A group risk-reduction intervention that uses role-playing, videos, games, and skill-building exercises to promote knowledge about HIV/AIDS, positive coping, and problem-solving skills for high-risk teens in the juvenile justice system, showed great potential for reducing sexual risk-taking. The findings were published in Health Psychology and funded by the National Institute on Minority Health and Health Disparities (NIMHD), part of the National Institutes of Health.
Annually, over 1 million youth are involved in the American juvenile justice system. They experience more mental illness, substance abuse, and sexually transmitted infections than their non-adjudicated peers. However, few evidence-based interventions exist to address these problems.
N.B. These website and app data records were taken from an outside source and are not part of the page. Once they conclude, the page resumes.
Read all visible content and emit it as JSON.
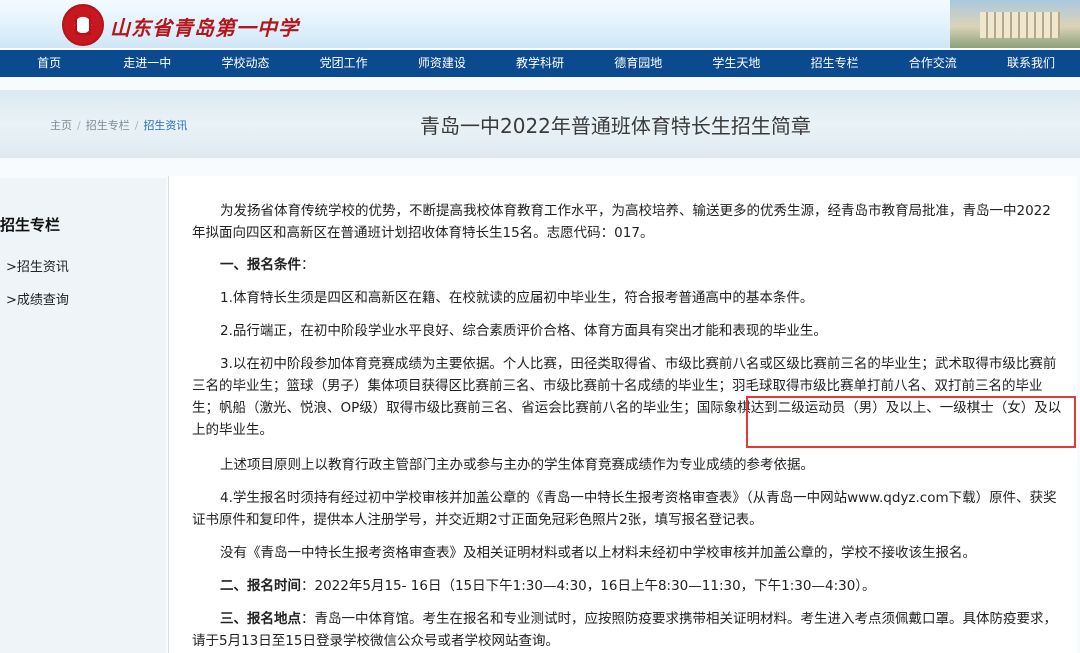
{
  "header": {
    "site_name": "山东省青岛第一中学"
  },
  "nav": {
    "items": [
      "首页",
      "走进一中",
      "学校动态",
      "党团工作",
      "师资建设",
      "教学科研",
      "德育园地",
      "学生天地",
      "招生专栏",
      "合作交流",
      "联系我们"
    ]
  },
  "breadcrumb": {
    "home": "主页",
    "section": "招生专栏",
    "current": "招生资讯"
  },
  "page_title": "青岛一中2022年普通班体育特长生招生简章",
  "sidebar": {
    "title": "招生专栏",
    "links": [
      ">招生资讯",
      ">成绩查询"
    ]
  },
  "article": {
    "intro": "为发扬省体育传统学校的优势，不断提高我校体育教育工作水平，为高校培养、输送更多的优秀生源，经青岛市教育局批准，青岛一中2022年拟面向四区和高新区在普通班计划招收体育特长生15名。志愿代码：017。",
    "sec1_heading": "一、报名条件",
    "sec1_colon": "：",
    "c1": "1.体育特长生须是四区和高新区在籍、在校就读的应届初中毕业生，符合报考普通高中的基本条件。",
    "c2": "2.品行端正，在初中阶段学业水平良好、综合素质评价合格、体育方面具有突出才能和表现的毕业生。",
    "c3": "3.以在初中阶段参加体育竞赛成绩为主要依据。个人比赛，田径类取得省、市级比赛前八名或区级比赛前三名的毕业生；武术取得市级比赛前三名的毕业生；篮球（男子）集体项目获得区比赛前三名、市级比赛前十名成绩的毕业生；羽毛球取得市级比赛单打前八名、双打前三名的毕业生；帆船（激光、悦浪、OP级）取得市级比赛前三名、省运会比赛前八名的毕业生；国际象棋达到二级运动员（男）及以上、一级棋士（女）及以上的毕业生。",
    "note": "上述项目原则上以教育行政主管部门主办或参与主办的学生体育竞赛成绩作为专业成绩的参考依据。",
    "c4": "4.学生报名时须持有经过初中学校审核并加盖公章的《青岛一中特长生报考资格审查表》（从青岛一中网站www.qdyz.com下载）原件、获奖证书原件和复印件，提供本人注册学号，并交近期2寸正面免冠彩色照片2张，填写报名登记表。",
    "warning": "没有《青岛一中特长生报考资格审查表》及相关证明材料或者以上材料未经初中学校审核并加盖公章的，学校不接收该生报名。",
    "sec2_heading": "二、报名时间",
    "sec2_text": "：2022年5月15- 16日（15日下午1:30—4:30，16日上午8:30—11:30，下午1:30—4:30）。",
    "sec3_heading": "三、报名地点",
    "sec3_text": "：青岛一中体育馆。考生在报名和专业测试时，应按照防疫要求携带相关证明材料。考生进入考点须佩戴口罩。具体防疫要求，请于5月13日至15日登录学校微信公众号或者学校网站查询。"
  },
  "colors": {
    "nav_bg": "#0c4a8f",
    "highlight_border": "#e53935",
    "brand_red": "#b4161c"
  }
}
Led by Geri Donenberg, Ph.D.(link is external), University of Illinois, Chicago, a randomized trial called PHAT Life(link is external): Preventing HIV/AIDS Among Teens, was conducted with 310 urban youth, ages 13 to 17, on probation in Chicago’s Cook County, which has the second-largest county justice system in the United States.
The participant pool was 66 percent male and 90 percent African-American. Youth were assigned to either PHAT Life or an equally intensive health information program. Both programs consisted of eight sessions, each lasting 90 to 120 minutes, over the course of a two-week period, and were delivered at four detention-alternative after-school programs run by the Cook County Department of Juvenile Probation and Court Services.
The study measured the degree of condom use (“always” versus “less than always”) and number of sexual partners in the six months before and after the PHAT Life intervention. The teens completed a two-hour baseline assessment no more than one week before receiving the interventions and then again six months after baseline.
Among participants who reported the highest-risk sexual behavior…